Exercise
The expected output is the data itself, duplicated in full.

----

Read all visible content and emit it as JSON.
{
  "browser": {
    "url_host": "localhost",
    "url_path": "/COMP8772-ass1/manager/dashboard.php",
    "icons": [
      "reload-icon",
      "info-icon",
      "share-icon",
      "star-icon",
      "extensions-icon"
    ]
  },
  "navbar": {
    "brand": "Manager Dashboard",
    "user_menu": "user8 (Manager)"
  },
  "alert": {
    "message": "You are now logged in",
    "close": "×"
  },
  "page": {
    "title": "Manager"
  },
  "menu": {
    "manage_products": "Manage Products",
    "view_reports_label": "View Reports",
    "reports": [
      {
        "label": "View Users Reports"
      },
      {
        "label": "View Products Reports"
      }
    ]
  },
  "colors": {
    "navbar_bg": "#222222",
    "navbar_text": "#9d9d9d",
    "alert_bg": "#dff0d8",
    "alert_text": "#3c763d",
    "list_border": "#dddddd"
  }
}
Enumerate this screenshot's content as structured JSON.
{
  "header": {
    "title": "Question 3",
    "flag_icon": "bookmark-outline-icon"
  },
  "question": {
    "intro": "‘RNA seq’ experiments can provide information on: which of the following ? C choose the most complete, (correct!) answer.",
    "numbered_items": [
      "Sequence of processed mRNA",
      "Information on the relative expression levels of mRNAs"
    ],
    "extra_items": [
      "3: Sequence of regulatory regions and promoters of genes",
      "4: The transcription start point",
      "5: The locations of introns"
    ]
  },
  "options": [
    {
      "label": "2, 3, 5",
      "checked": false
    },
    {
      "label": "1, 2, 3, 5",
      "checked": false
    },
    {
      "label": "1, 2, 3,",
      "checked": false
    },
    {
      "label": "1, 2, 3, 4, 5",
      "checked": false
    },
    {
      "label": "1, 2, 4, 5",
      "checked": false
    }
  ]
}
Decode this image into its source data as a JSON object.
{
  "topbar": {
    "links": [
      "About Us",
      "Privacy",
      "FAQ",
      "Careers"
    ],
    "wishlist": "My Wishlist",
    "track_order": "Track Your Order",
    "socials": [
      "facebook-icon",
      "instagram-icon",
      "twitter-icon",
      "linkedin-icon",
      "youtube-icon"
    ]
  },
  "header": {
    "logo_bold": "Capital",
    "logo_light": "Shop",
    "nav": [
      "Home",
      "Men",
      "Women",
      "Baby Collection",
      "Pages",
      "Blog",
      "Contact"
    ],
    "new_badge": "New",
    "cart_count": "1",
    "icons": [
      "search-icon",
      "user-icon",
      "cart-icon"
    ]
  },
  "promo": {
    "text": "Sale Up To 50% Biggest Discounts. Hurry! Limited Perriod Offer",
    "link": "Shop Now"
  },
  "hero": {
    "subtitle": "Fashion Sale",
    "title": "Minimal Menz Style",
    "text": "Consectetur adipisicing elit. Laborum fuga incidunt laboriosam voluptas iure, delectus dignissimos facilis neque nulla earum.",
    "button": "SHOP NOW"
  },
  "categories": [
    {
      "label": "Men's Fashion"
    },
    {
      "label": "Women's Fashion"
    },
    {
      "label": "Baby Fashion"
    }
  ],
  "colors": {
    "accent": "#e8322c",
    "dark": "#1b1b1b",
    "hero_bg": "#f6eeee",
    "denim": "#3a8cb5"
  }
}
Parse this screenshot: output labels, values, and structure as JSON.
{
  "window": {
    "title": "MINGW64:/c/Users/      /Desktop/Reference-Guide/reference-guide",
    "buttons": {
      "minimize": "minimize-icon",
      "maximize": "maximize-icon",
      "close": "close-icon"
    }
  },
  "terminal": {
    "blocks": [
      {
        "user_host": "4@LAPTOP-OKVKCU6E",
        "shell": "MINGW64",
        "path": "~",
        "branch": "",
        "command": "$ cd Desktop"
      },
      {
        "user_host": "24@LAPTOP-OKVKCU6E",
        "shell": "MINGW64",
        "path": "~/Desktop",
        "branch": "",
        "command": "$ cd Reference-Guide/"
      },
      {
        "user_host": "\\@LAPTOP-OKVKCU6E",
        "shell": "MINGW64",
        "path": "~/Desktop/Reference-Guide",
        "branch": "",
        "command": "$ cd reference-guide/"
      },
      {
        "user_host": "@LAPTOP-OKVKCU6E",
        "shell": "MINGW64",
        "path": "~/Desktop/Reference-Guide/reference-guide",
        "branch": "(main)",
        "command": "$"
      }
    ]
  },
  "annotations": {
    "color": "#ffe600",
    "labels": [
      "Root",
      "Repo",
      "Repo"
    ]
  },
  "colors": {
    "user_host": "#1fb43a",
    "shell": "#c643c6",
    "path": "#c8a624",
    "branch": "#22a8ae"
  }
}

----

Answer box
Read all visible content and emit it as JSON.
{
  "browser": {
    "url_host": "localhost",
    "url_path": "/COMP8772-ass1/manager/dashboard.php",
    "icons": [
      "reload-icon",
      "info-icon",
      "share-icon",
      "star-icon",
      "extensions-icon"
    ]
  },
  "navbar": {
    "brand": "Manager Dashboard",
    "user_menu": "user8 (Manager)"
  },
  "alert": {
    "message": "You are now logged in",
    "close": "×"
  },
  "page": {
    "title": "Manager"
  },
  "menu": {
    "manage_products": "Manage Products",
    "view_reports_label": "View Reports",
    "reports": [
      {
        "label": "View Users Reports"
      },
      {
        "label": "View Products Reports"
      }
    ]
  },
  "colors": {
    "navbar_bg": "#222222",
    "navbar_text": "#9d9d9d",
    "alert_bg": "#dff0d8",
    "alert_text": "#3c763d",
    "list_border": "#dddddd"
  }
}
Enumerate this screenshot's content as structured JSON.
{
  "header": {
    "title": "Question 3",
    "flag_icon": "bookmark-outline-icon"
  },
  "question": {
    "intro": "‘RNA seq’ experiments can provide information on: which of the following ? C choose the most complete, (correct!) answer.",
    "numbered_items": [
      "Sequence of processed mRNA",
      "Information on the relative expression levels of mRNAs"
    ],
    "extra_items": [
      "3: Sequence of regulatory regions and promoters of genes",
      "4: The transcription start point",
      "5: The locations of introns"
    ]
  },
  "options": [
    {
      "label": "2, 3, 5",
      "checked": false
    },
    {
      "label": "1, 2, 3, 5",
      "checked": false
    },
    {
      "label": "1, 2, 3,",
      "checked": false
    },
    {
      "label": "1, 2, 3, 4, 5",
      "checked": false
    },
    {
      "label": "1, 2, 4, 5",
      "checked": false
    }
  ]
}
Decode this image into its source data as a JSON object.
{
  "topbar": {
    "links": [
      "About Us",
      "Privacy",
      "FAQ",
      "Careers"
    ],
    "wishlist": "My Wishlist",
    "track_order": "Track Your Order",
    "socials": [
      "facebook-icon",
      "instagram-icon",
      "twitter-icon",
      "linkedin-icon",
      "youtube-icon"
    ]
  },
  "header": {
    "logo_bold": "Capital",
    "logo_light": "Shop",
    "nav": [
      "Home",
      "Men",
      "Women",
      "Baby Collection",
      "Pages",
      "Blog",
      "Contact"
    ],
    "new_badge": "New",
    "cart_count": "1",
    "icons": [
      "search-icon",
      "user-icon",
      "cart-icon"
    ]
  },
  "promo": {
    "text": "Sale Up To 50% Biggest Discounts. Hurry! Limited Perriod Offer",
    "link": "Shop Now"
  },
  "hero": {
    "subtitle": "Fashion Sale",
    "title": "Minimal Menz Style",
    "text": "Consectetur adipisicing elit. Laborum fuga incidunt laboriosam voluptas iure, delectus dignissimos facilis neque nulla earum.",
    "button": "SHOP NOW"
  },
  "categories": [
    {
      "label": "Men's Fashion"
    },
    {
      "label": "Women's Fashion"
    },
    {
      "label": "Baby Fashion"
    }
  ],
  "colors": {
    "accent": "#e8322c",
    "dark": "#1b1b1b",
    "hero_bg": "#f6eeee",
    "denim": "#3a8cb5"
  }
}
Parse this screenshot: output labels, values, and structure as JSON.
{
  "window": {
    "title": "MINGW64:/c/Users/      /Desktop/Reference-Guide/reference-guide",
    "buttons": {
      "minimize": "minimize-icon",
      "maximize": "maximize-icon",
      "close": "close-icon"
    }
  },
  "terminal": {
    "blocks": [
      {
        "user_host": "4@LAPTOP-OKVKCU6E",
        "shell": "MINGW64",
        "path": "~",
        "branch": "",
        "command": "$ cd Desktop"
      },
      {
        "user_host": "24@LAPTOP-OKVKCU6E",
        "shell": "MINGW64",
        "path": "~/Desktop",
        "branch": "",
        "command": "$ cd Reference-Guide/"
      },
      {
        "user_host": "\\@LAPTOP-OKVKCU6E",
        "shell": "MINGW64",
        "path": "~/Desktop/Reference-Guide",
        "branch": "",
        "command": "$ cd reference-guide/"
      },
      {
        "user_host": "@LAPTOP-OKVKCU6E",
        "shell": "MINGW64",
        "path": "~/Desktop/Reference-Guide/reference-guide",
        "branch": "(main)",
        "command": "$"
      }
    ]
  },
  "annotations": {
    "color": "#ffe600",
    "labels": [
      "Root",
      "Repo",
      "Repo"
    ]
  },
  "colors": {
    "user_host": "#1fb43a",
    "shell": "#c643c6",
    "path": "#c8a624",
    "branch": "#22a8ae"
  }
}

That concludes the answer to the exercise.